Provided data START

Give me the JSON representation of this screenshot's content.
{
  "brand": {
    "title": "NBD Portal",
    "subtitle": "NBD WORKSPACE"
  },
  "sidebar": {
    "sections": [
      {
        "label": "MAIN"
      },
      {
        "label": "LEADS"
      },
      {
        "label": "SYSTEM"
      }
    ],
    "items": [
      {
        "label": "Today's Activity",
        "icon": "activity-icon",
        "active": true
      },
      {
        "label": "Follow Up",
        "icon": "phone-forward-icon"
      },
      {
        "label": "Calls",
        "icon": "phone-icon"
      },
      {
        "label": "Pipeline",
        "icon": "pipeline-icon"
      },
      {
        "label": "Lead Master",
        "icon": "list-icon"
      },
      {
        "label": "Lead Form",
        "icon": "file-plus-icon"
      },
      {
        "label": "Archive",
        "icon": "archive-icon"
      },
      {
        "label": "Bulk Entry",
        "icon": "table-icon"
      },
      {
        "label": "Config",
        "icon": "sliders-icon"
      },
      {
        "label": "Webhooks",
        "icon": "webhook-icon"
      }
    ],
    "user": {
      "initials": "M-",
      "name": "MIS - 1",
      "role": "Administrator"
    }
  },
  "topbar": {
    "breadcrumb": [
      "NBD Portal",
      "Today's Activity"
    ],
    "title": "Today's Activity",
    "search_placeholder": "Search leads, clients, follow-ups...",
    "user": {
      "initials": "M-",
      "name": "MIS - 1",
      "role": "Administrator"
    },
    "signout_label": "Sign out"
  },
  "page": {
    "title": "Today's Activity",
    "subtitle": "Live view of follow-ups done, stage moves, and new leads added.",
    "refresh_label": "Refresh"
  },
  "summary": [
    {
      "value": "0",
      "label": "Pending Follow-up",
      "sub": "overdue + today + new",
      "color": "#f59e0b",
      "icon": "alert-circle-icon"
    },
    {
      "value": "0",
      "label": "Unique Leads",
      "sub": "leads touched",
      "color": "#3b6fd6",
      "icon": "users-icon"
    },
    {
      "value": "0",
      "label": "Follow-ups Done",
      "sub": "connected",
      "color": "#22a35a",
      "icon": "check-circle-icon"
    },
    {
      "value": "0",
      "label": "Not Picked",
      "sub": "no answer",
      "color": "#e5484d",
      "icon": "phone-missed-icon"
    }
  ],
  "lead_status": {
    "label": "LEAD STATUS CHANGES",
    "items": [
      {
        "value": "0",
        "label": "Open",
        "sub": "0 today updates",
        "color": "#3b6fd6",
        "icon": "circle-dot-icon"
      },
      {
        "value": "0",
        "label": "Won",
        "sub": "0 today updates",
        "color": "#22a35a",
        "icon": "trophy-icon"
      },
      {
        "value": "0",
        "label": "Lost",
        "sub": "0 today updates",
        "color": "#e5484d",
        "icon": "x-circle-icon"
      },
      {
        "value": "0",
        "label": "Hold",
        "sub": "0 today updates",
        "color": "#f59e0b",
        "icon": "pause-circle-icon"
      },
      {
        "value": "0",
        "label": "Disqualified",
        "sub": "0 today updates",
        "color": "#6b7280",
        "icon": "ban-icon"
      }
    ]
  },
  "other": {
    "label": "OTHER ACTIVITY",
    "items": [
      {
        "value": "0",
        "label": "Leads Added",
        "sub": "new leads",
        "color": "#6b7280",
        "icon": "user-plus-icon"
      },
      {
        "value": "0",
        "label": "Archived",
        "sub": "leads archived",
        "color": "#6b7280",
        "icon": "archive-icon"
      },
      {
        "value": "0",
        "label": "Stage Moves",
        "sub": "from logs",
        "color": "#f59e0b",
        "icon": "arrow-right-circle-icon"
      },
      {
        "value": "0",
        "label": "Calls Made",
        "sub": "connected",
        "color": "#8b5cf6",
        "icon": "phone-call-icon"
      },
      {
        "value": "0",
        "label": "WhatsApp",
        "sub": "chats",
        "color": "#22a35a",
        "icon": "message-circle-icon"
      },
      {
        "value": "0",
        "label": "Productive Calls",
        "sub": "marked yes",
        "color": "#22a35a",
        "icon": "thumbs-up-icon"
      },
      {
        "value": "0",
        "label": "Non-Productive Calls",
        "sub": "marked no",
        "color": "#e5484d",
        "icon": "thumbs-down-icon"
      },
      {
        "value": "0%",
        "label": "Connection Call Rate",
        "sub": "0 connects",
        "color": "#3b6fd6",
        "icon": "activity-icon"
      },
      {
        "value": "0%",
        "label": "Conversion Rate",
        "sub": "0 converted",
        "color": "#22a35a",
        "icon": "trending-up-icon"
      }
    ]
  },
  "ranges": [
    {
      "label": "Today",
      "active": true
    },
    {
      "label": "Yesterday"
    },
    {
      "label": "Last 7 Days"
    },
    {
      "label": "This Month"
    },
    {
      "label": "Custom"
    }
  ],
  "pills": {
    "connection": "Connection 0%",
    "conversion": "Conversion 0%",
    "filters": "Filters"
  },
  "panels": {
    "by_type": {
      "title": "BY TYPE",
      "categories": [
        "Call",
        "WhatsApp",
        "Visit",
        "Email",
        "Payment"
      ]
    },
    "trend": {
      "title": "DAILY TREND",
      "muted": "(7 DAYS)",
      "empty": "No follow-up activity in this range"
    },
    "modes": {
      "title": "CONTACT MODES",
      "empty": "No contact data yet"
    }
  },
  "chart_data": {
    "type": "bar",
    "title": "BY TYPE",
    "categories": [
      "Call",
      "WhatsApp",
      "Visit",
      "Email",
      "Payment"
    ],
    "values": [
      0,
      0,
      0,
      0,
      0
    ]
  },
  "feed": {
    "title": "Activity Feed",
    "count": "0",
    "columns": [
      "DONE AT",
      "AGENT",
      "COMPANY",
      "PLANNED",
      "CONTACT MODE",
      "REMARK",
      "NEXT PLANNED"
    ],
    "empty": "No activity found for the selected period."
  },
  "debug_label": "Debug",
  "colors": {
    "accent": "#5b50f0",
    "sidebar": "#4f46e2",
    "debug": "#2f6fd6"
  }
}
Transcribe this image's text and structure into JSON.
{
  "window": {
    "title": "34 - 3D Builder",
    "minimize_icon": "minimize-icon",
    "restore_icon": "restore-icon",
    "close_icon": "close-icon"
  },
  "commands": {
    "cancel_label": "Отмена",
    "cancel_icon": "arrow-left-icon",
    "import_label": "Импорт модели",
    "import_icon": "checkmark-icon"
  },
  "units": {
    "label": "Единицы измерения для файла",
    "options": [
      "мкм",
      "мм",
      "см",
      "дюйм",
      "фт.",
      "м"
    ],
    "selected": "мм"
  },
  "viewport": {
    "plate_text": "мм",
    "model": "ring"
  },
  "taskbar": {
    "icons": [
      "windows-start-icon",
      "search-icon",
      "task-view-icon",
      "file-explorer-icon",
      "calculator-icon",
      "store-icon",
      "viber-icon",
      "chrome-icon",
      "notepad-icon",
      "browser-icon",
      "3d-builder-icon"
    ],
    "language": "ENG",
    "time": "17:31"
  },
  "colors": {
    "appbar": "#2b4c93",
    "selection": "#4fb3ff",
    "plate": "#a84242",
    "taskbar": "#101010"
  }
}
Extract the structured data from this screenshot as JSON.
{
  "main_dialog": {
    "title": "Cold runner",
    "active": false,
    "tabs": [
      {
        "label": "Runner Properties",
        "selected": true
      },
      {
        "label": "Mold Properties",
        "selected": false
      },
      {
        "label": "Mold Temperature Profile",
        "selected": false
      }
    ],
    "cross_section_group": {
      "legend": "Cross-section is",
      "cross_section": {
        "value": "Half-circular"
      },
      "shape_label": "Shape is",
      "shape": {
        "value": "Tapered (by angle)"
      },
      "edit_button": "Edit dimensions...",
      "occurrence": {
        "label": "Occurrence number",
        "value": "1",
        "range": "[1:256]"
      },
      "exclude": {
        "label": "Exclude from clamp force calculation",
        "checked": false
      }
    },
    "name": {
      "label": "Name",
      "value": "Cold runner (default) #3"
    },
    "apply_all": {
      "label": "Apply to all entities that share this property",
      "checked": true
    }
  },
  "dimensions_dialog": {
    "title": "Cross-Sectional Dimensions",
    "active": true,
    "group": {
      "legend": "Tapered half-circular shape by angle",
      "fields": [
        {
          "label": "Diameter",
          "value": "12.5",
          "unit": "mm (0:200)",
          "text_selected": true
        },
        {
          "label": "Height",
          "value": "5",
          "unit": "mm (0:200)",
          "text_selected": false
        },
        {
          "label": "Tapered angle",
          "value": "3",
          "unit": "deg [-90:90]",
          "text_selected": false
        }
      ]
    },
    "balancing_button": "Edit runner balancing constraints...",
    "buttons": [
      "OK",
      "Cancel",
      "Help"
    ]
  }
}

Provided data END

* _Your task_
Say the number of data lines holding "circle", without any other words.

* _Written response_
7